## Quiz 5 Study Guide

You are responsible for all material covered through November 27 when we finished talking about recursion. You will not need to write your own classes on this quiz.

In addition to all concepts from Quiz 4, you should understand the following:

### Python concepts

• Searching: linear search and binary search

• Sorting: bubble sort and selection sort

• Swapping two values in a list

• Analysis of algorithms, and run times:

• \log N — logarithmic (binary search)

• N — linear (linear search)

• N^2 — quadratic (selection sort, bubble sort)

• Recursion

• base case

• recursive call
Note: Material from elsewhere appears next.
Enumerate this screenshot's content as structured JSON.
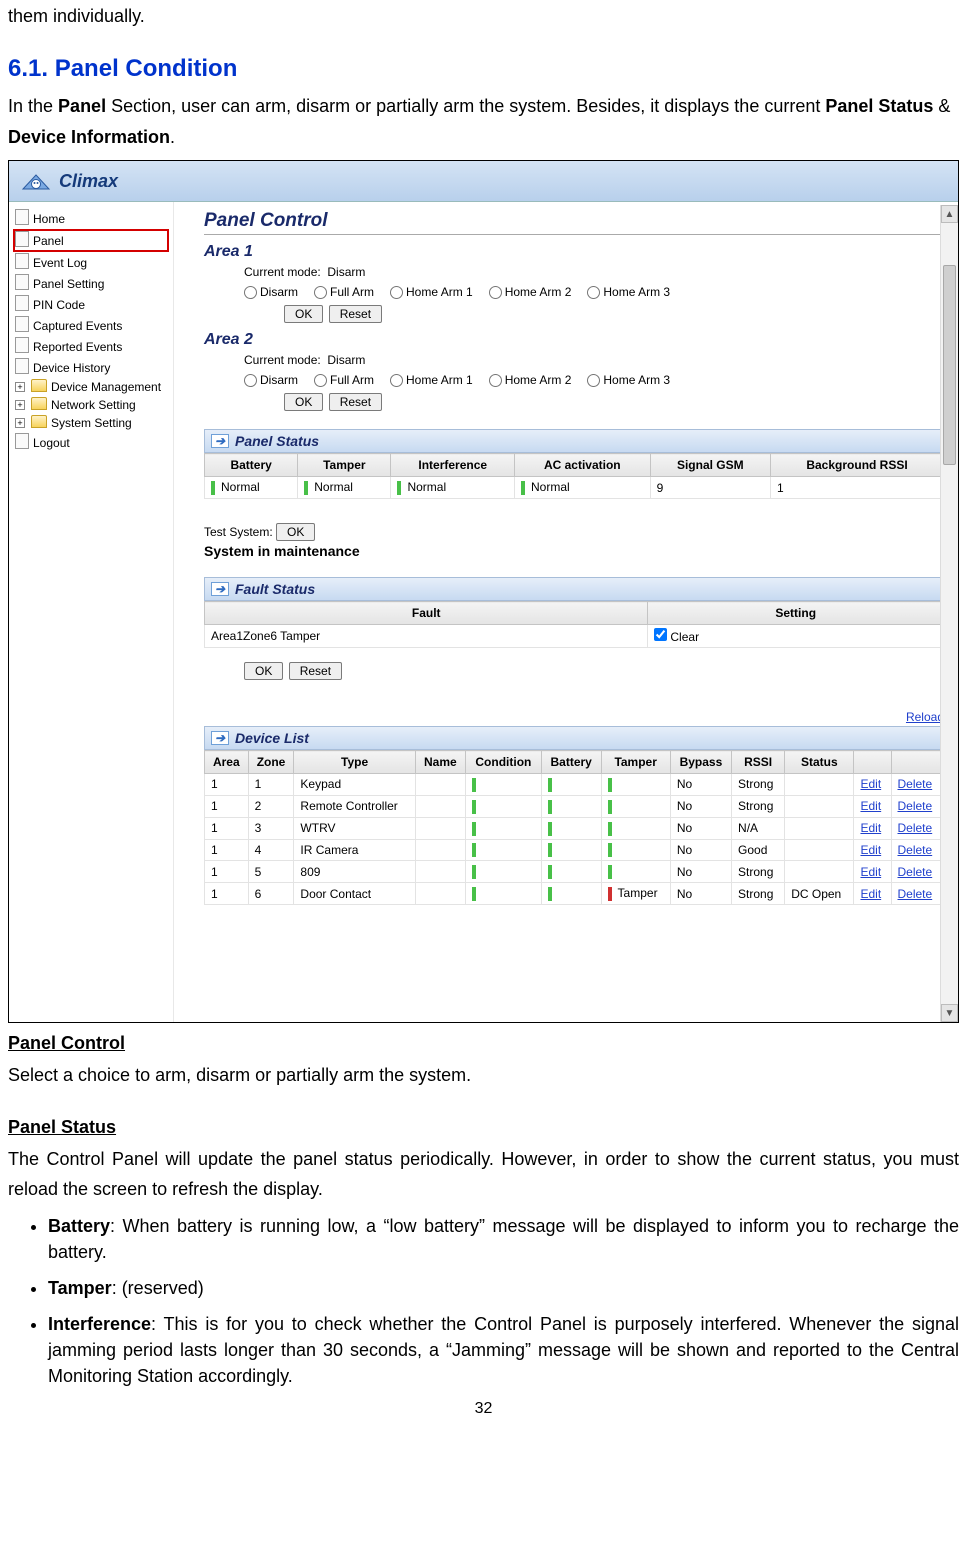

• recursion on numbers, strings, and lists

• recursion vs iteration

### You should be able to

• trace the execution of different searching and sorting algorithms
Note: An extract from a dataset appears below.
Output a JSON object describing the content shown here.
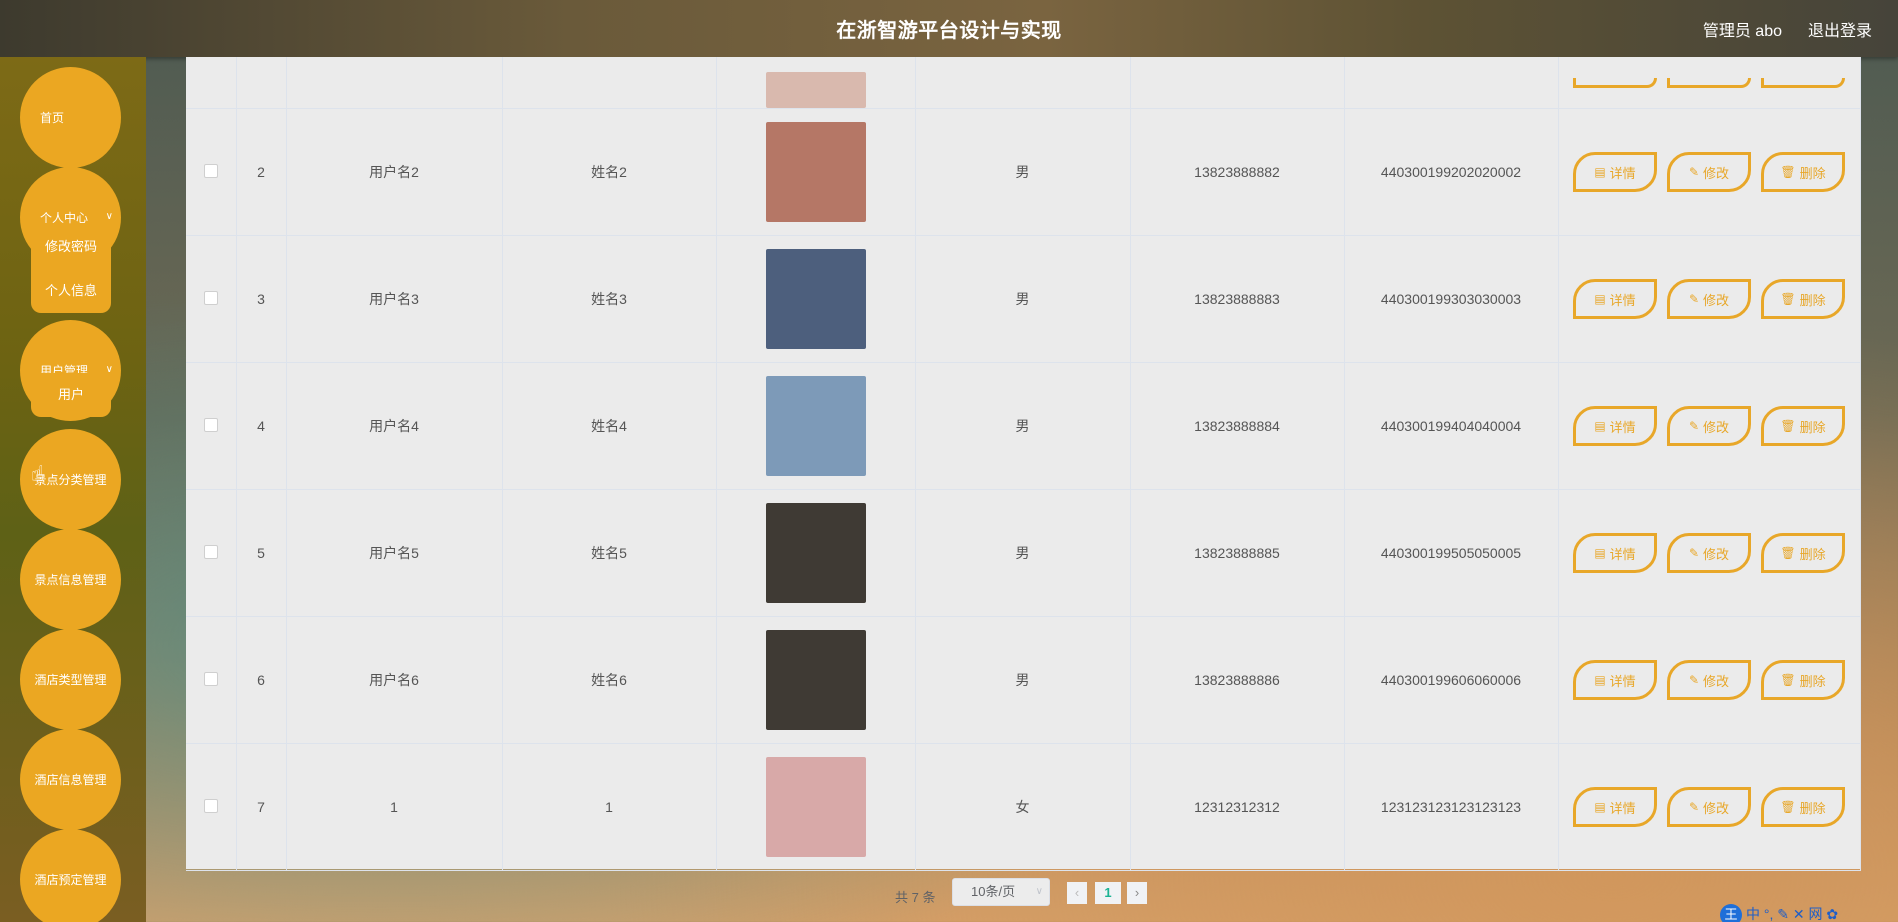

• compare different runtime analyses for algorithms

• trace the execution of a recursive function

• write a recursive function that takes a number, string or list as a parameter
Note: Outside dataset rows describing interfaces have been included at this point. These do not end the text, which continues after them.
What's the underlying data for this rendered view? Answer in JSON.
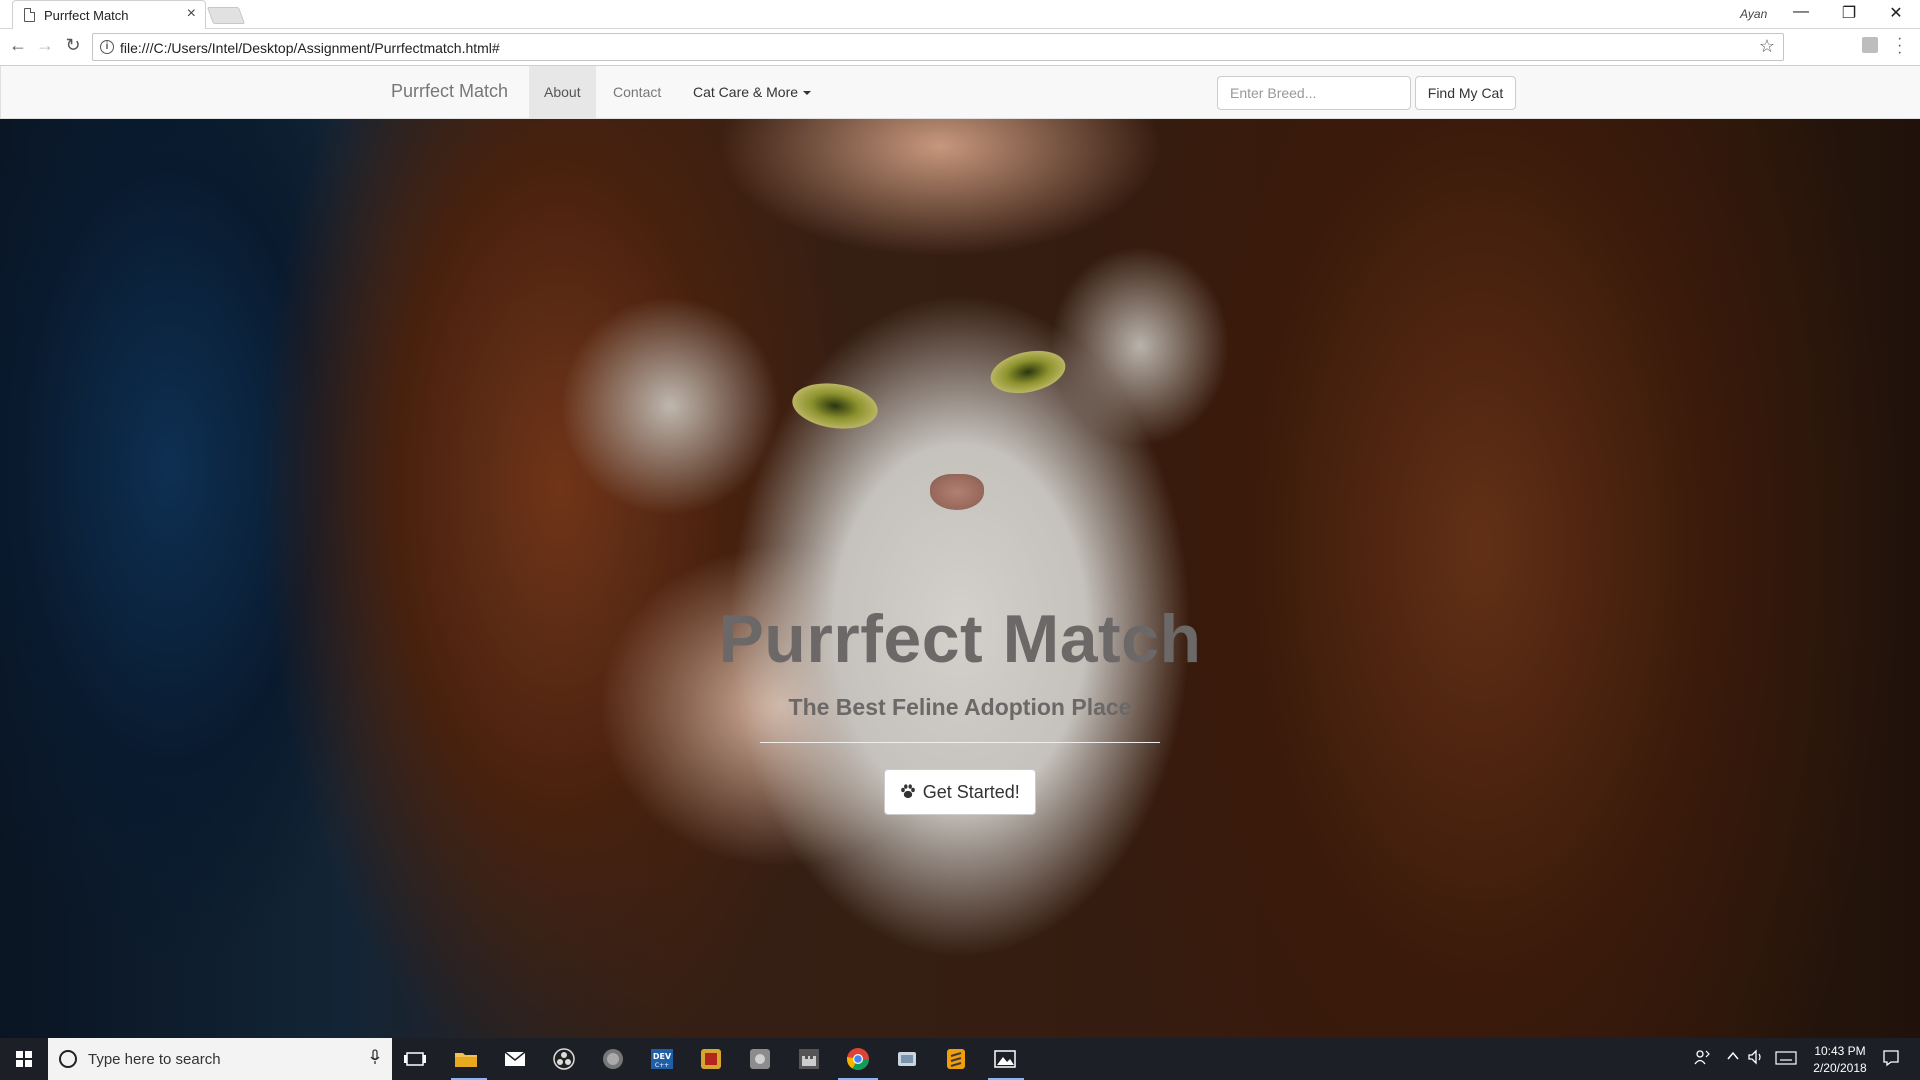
{
  "browser": {
    "tab_title": "Purrfect Match",
    "tab_close": "×",
    "profile_name": "Ayan",
    "url": "file:///C:/Users/Intel/Desktop/Assignment/Purrfectmatch.html#",
    "window_buttons": {
      "minimize": "—",
      "restore": "❐",
      "close": "✕"
    },
    "nav_icons": {
      "back": "←",
      "forward": "→",
      "reload": "↻",
      "info": "i",
      "bookmark": "☆"
    }
  },
  "site": {
    "brand": "Purrfect Match",
    "nav": {
      "about": "About",
      "contact": "Contact",
      "care": "Cat Care & More"
    },
    "search": {
      "placeholder": "Enter Breed...",
      "button": "Find My Cat"
    },
    "hero": {
      "title": "Purrfect Match",
      "subtitle": "The Best Feline Adoption Place",
      "cta_icon": "paw-icon",
      "cta_label": "Get Started!"
    }
  },
  "taskbar": {
    "search_placeholder": "Type here to search",
    "time": "10:43 PM",
    "date": "2/20/2018",
    "apps": [
      "task-view",
      "file-explorer",
      "mail",
      "obs",
      "browser-globe",
      "dev-cpp",
      "app-gold",
      "app-gray",
      "app-castle",
      "chrome",
      "app-cards",
      "sublime-text",
      "photos"
    ]
  },
  "colors": {
    "navbar_bg": "#f8f8f8",
    "nav_active_bg": "#e7e7e7",
    "hero_text": "#6c6868",
    "taskbar_bg": "#1c1f26"
  }
}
### Practice problems

1. Trace the values of high, low, and mid, and show the return value, for the four examples on the Binary Search worksheet listed in the Readings for Week 9 on the schedule.

2. Which algorithm requires time directly proportional to the size of the input list?

• linear search

• binary search

• bubble sort

• selection sort

3. What would the output of the following code be?

for i in range(2):
for j in range(3):
print("i:%d j:%d" % (i,j))
4. Consider a similar pair of nested loops in a function:

def loops(N):
for i in range(N):
for j in range(N):
print("i:%d j:%d" % (i,j))

In terms of the parameter N, how many times will this function print given, i.e., is the run time, logarithmic, linear, quadratic, or something else?

5. Consider the following function, oneLoop(L), which is similar to the inner loop from bubble sort:

def oneLoop(L):
for j in range(len(L)-1):
if L[j] > L[j+1]:
tmp = L[j+1]
L[j+1] = L[j]
L[j] = tmp

Suppose we run oneLoop on the list L=[17,4,19,3,11,8]. What are the new contents of L?

6. Show how the list L=[17,4,19,3,11,8] would be changed after selection sort does its first 3 swaps.

7. What would the output of the following code be?

def mystery(n):
if n == 1:
# Draw stack here
return 0
else:
return 1 + mystery(n//2)

def main():
result = mystery(11)
print("Result: %d" % (result))

main()

Draw a stack diagram to show the contents of the stack just before returning from the base case.

8. Given the code below:

def unknown(lst, idx):
if (idx >= (len(lst) - 1)):
return True
elif lst[idx] > lst[idx + 1]:
return False
else:
return unknown(lst, idx + 1)

def main():
result = unknown([3, 5, 7, 1], 0)
print("Result:", result)

main()
• What is the return type of the recursive function?

• What is the base case(s)?

• What is the recursive case?

• What is the output of the program show above?

• Provide another list (instead of [3, 5, 7, 1]) with the same length that gives a different output.

• What does the unknown function do, and what would be a better name for this function?

9. Write a recursive function called numbers that takes a string as its only parameter and returns a new string that contains only the numbers found in that string. For example:

>>> numbers("\$3,141.59")
"314159"
>>> numbers("52ze47mk3n")
"52473"
>>> numbers("982")
"982"
>>> numbers("quiz")
""
10. Write a recursive function called upper that takes a list of strings as its only parameter and returns a new list of strings where all of the strings in the list have been upper-cased. (Do not mutate the original list of strings.)

>>> lst = ["sunday", "Monday", "35", "f r i d a y"]
>>> upper(lst)
["SUNDAY", "MONDAY", "35", "F R I D A Y"]
>>> lst
["sunday", "Monday", "35", "f r i d a y"]
>>> upper(["PIZZA"])
["PIZZA"]
>>> upper(["stack", "diagrams"])
["STACK", "DIAGRAMS"]